After Tesla started pushing a new Autopilot update to the fleet last week, we reported on some of the first drive videos showing impressive improvements to Tesla’s semi-autonomous driver assist system.
Now the update has reached more Tesla owners and they have been able to test the new software more thoroughly – giving us a better look at the latest version of Autopilot.
The update works on Autopilot 2.0/2.5 cars and owners who reached out to Electrek are seeing a significant improvement in lane detection, a reduction of “ping-ponging” within a lane, and a generally better experience when Autosteer is activated.
As we previously reported, the update is the same that was beta-tested a month ago and features a brand new and heavier neural net to feed Tesla’s computer vision technology.
It’s the first major update since Andrej Karpathy, Tesla’s new head of AI, took over the leadership of the computer vision team at Tesla.
He called this new version (2018.10.4) a “fairly extensive rewrite” of the driver assist system’s software and added that they are still polishing it:
Our article that he is referencing was only “early feedback” as he mentioned with a few quick first drive videos, but now owners had more time with the update and it also reached a wider number of Autopilot 2.0 Tesla owners in the fleet.
It means that we get to see the system in operation in a lot more different environments and conditions with more opinions on its performance by different owners.
Here are a few of the most interesting ones in our opinion:
This one gives a good look at the performance of the system in local roads with clear markings:
Here’s what the driver had to say about the update:
“Big improvements in this version.

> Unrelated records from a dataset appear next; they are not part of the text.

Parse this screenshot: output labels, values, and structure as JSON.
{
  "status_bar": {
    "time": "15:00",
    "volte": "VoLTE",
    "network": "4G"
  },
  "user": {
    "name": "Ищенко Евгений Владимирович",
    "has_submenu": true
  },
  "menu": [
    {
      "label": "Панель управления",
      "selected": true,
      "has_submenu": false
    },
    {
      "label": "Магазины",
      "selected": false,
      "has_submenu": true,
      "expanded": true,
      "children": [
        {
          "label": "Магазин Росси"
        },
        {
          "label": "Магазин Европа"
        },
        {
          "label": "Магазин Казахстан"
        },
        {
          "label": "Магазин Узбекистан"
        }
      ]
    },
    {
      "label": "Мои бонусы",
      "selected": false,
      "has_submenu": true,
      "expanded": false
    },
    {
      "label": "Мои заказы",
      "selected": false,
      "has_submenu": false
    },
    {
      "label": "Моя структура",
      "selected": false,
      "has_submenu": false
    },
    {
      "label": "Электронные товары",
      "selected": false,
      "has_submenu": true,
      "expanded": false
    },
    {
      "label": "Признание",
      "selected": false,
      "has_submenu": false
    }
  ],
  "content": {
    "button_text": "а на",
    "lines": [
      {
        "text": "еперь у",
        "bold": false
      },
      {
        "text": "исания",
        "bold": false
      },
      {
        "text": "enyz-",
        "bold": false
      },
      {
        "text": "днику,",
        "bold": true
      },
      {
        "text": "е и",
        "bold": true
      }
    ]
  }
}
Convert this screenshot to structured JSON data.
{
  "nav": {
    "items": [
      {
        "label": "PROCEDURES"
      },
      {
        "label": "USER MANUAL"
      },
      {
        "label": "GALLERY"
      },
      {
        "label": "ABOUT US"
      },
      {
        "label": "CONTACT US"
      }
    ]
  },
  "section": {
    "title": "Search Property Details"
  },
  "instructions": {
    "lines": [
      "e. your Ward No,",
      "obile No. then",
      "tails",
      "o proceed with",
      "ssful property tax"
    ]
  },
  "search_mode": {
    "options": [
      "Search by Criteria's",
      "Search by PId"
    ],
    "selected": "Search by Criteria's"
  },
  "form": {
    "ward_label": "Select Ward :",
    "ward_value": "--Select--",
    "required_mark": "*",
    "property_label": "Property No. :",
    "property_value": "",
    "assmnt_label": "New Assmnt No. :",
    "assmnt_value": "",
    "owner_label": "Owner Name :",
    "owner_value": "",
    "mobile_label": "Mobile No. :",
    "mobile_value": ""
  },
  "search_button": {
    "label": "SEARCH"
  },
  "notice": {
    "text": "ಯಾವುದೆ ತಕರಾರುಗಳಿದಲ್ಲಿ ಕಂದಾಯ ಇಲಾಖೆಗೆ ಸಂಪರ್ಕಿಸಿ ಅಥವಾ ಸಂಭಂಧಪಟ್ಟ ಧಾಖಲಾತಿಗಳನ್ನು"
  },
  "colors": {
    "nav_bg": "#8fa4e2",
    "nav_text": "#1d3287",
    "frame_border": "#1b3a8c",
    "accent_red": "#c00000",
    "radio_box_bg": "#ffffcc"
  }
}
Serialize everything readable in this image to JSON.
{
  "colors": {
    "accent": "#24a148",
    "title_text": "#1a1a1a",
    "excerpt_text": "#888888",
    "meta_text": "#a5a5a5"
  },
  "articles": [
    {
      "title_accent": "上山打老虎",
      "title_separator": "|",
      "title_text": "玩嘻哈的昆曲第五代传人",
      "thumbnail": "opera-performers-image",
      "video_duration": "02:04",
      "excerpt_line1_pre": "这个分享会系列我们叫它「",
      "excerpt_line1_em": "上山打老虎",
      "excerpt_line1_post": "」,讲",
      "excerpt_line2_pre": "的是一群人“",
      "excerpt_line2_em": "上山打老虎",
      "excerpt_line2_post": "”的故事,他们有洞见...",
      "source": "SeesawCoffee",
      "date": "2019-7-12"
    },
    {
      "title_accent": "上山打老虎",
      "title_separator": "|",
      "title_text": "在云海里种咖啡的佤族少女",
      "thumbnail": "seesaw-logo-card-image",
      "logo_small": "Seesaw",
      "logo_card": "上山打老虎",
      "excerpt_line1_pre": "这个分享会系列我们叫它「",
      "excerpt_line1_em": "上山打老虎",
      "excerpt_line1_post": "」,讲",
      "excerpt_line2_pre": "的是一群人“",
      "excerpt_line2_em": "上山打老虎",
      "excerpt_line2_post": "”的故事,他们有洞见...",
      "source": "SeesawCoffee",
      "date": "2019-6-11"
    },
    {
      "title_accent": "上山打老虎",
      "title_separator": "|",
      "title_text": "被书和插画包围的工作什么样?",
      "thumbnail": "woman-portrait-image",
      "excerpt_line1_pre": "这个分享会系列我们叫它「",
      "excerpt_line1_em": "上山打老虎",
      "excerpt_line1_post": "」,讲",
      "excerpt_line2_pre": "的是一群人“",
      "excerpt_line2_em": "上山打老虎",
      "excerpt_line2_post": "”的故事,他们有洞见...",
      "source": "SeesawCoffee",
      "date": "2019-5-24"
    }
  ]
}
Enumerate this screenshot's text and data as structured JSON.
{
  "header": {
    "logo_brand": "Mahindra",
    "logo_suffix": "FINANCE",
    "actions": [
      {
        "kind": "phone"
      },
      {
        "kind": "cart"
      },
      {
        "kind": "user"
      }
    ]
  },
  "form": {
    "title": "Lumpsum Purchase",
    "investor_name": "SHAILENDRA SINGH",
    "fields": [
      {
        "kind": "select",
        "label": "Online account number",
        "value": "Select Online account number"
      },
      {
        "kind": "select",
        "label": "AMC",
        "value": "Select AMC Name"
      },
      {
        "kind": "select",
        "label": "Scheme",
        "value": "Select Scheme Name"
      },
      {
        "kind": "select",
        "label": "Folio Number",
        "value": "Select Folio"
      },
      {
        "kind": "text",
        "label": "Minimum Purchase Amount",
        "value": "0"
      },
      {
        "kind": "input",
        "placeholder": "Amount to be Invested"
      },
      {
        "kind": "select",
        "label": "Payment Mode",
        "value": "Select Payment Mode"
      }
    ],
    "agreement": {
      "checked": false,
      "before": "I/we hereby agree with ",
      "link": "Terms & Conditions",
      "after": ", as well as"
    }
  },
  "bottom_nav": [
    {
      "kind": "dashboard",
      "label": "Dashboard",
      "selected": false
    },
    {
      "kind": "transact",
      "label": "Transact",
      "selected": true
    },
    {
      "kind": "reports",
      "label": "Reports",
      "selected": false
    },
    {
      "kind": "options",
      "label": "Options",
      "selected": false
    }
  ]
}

Lane centering seems noticeably improved. Turning, while still generally staying within lanes, is sharper and is keeping the car more “centered” in the lane. Still no speed limit signs, local road lane change, or displaying vehicles in adjacent lanes, but one area of BIG improvement was detection of stopped cars. The car started stopping far earlier than I’d ever seen before on HW2 and drifted to a stop slowly and comfortably.”
Now here’s another good video demonstration of the latest update on local roads, but in a more rural environment with worse lane markings:
Tesla owners like to test new Autopilot updates on local roads presumably because it’s a lot more impressive to watch, but the system is still currently more geared toward highway driving, which is where Tesla recommends to use it.
Here’s a great video to show the system’s performance on the highway with the current update:
We can see a great improvement especially to the auto lane change feature, which is now a lot smoother.
The test of going by off-ramps also showed impressive performance from Autopilot which didn’t get confused about taking the ramp like it sometimes would in the past.
And here are a few more good examples of improvements with the latest update for good measure: